If you want to perform a spatial cross-validation and you do not have a grouping structure like fields in our example, you should use partition.kmeans() as smp.fun. This creates a spatial k-means clustering within your cross-validation runs.

Most often you can simply use the generic predict() method for your model. Only in cases where you want to do prediction based on some factor level like in this vignette, you need to write your own prediction function.

Wrapper functions

Another point to be aware of is that some model functions do use a different argument naming/order than the model.fun() argument of sperrorest() expects (formula + data). For example, the formula argument of glmmPQL() is named fixed instead of formula.
Also sometimes you may encounter errors when providing spatial correlation structures to your model using model.args. If this happens, also try to provide the correlation structure within a wrapper function.

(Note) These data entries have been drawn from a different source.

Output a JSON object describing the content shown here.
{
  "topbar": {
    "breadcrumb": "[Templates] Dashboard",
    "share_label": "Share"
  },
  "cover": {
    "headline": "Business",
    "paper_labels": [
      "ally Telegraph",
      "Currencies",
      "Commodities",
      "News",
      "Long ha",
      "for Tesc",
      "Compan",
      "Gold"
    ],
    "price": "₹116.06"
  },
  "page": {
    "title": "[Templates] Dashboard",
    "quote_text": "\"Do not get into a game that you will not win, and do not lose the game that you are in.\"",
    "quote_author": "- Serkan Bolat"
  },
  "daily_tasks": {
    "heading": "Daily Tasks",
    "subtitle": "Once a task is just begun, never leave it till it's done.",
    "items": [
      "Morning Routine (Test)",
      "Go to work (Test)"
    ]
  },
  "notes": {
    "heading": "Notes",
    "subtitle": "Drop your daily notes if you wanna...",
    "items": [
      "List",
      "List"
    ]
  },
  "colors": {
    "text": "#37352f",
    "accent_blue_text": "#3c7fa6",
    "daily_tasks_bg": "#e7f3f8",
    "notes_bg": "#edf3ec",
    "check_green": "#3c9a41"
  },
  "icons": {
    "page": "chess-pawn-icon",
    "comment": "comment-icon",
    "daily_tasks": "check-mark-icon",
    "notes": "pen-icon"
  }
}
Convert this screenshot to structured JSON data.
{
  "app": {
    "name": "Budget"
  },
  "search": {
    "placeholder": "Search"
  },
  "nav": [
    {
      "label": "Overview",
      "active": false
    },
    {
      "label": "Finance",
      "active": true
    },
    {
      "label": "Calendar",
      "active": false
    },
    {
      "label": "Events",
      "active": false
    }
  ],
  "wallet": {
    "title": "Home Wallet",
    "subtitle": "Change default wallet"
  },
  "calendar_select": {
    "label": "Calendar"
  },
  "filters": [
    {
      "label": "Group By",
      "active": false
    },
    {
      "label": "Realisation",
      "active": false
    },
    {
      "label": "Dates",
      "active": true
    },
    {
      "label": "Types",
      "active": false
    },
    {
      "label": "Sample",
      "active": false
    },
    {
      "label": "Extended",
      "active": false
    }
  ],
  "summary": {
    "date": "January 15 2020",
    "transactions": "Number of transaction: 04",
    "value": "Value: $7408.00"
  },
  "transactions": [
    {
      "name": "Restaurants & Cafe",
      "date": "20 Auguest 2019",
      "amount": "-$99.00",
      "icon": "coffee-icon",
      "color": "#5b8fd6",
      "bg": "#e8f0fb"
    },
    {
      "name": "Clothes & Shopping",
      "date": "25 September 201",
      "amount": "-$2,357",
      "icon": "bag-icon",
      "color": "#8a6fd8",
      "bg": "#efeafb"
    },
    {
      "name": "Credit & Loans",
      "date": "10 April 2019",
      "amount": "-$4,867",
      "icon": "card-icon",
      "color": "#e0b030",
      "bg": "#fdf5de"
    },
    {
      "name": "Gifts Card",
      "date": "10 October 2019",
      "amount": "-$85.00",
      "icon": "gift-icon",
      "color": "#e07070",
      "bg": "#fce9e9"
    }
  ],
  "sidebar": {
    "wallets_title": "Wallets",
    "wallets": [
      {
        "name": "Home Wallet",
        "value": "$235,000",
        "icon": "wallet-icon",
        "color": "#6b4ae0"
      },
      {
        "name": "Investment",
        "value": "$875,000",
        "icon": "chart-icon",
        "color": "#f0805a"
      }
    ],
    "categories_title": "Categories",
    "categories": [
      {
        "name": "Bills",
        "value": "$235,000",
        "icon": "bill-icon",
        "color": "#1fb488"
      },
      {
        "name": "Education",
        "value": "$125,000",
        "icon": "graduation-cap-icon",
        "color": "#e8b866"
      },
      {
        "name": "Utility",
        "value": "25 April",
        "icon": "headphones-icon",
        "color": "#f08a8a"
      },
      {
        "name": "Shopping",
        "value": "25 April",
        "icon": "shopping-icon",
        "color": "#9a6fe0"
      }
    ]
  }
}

my_glmmPQL <- function(formula, data) {
  
  # calculate spatial correlation structure
  correlation = corSpatial(value = c(5024, 0.25), form = ~ry + rx, nugget = TRUE,
                           fixed = FALSE, type = "spherical")
  correlation = Initialize(correlation, data = data)
  
  # actual model.fun
  glmmPQL(fixed = formula, data = data, correlation = correlation)
}

For all further questions, please feel free to open an issue at our Github repo.

References [references]

Breiman, Leo. 1996. “Bagging Predictors.” Machine Learning 24 (2). Springer Nature: 123–40. doi:10.1007/bf00058655.

———. 2001. “Random Forests.” Machine Learning 45 (1). Springer Nature: 5–32. doi:10.1023/a:1010933404324.

Brenning, A. 2005. “Spatial Prediction Models for Landslide Hazards: Review, Comparison and Evaluation.” Natural Hazards and Earth System Science 5 (6). Copernicus GmbH: 853–62. doi:10.5194/nhess-5-853-2005.

Goetz, J.N., A. Brenning, H. Petschko, and P. Leopold. 2015. “Evaluating Machine Learning and Statistical Prediction Techniques for Landslide Susceptibility Modeling.” Computers & Geosciences 81 (August). Elsevier BV: 1–11. doi:10.1016/j.cageo.2015.04.007.

Hothorn, Torsten, and Berthold Lausen. 2005. “Bundling Classifiers by Bagging Trees.” Computational Statistics & Data Analysis 49 (4). Elsevier BV: 1068–78. doi:10.1016/j.csda.2004.06.019.

James, Gareth, Daniela Witten, Trevor Hastie, and Robert Tibshirani. 2013. An Introduction to Statistical Learning. Springer New York. doi:10.1007/978-1-4614-7138-7.

Knudby, Anders, Alexander Brenning, and Ellsworth LeDrew. 2010. “New Approaches to Modelling Fishhabitat Relationships.” Ecological Modelling 221 (3). Elsevier BV: 503–11. doi:10.1016/j.ecolmodel.2009.11.008.

Peña, M.A., and A. Brenning. 2015. “Assessing Fruit-Tree Crop Classification from Landsat-8 Time Series for the Maipo Valley, Chile.” Remote Sensing of Environment 171 (December). Elsevier BV: 234–44. doi:10.1016/j.rse.2015.10.029.